About the Author

Priscilla Stuckey

Priscilla Stuckey is a writer and spiritual counselor with a passion for reconnecting people with nature. She was born to the Mennonites of northwest Ohio and can trace one Amish Mennonite ancestor back to Alsace of the 1500s. After graduating from Goshen College, Pricilla's seminary and graduate studies took her to the Bay Area, where she lived for twenty years, becoming a birder on the sidewalks of Oakland, CA. She eventually founded a pocket-park land trust to preserve an urban creek and volunteered feeding baby birds in wildlife rehab. Her first book,Kissed by a Fox: And Other Stories of Friendship in Nature(Counterpoint, 2012) received the WILLA Award for Creative Nonfiction.Tamed by a Bear: Coming Home to Nature-Spirit-Selfwas published in July 2017 by Counterpoint.
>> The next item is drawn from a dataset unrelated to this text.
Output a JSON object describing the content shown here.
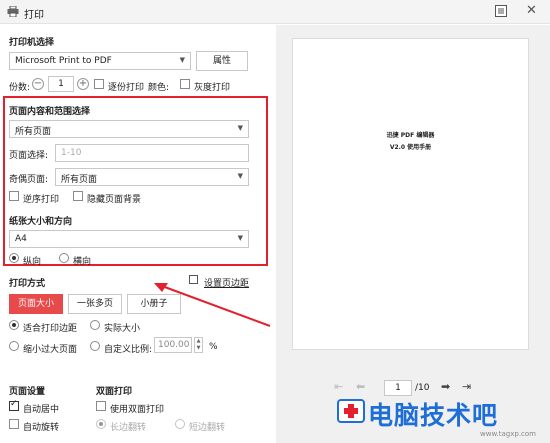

She now lives in the desert ofNew Mexico near Albuquerque with her partner, Tim Falb, whom she met at Goshen College, and their dog, Bodhi.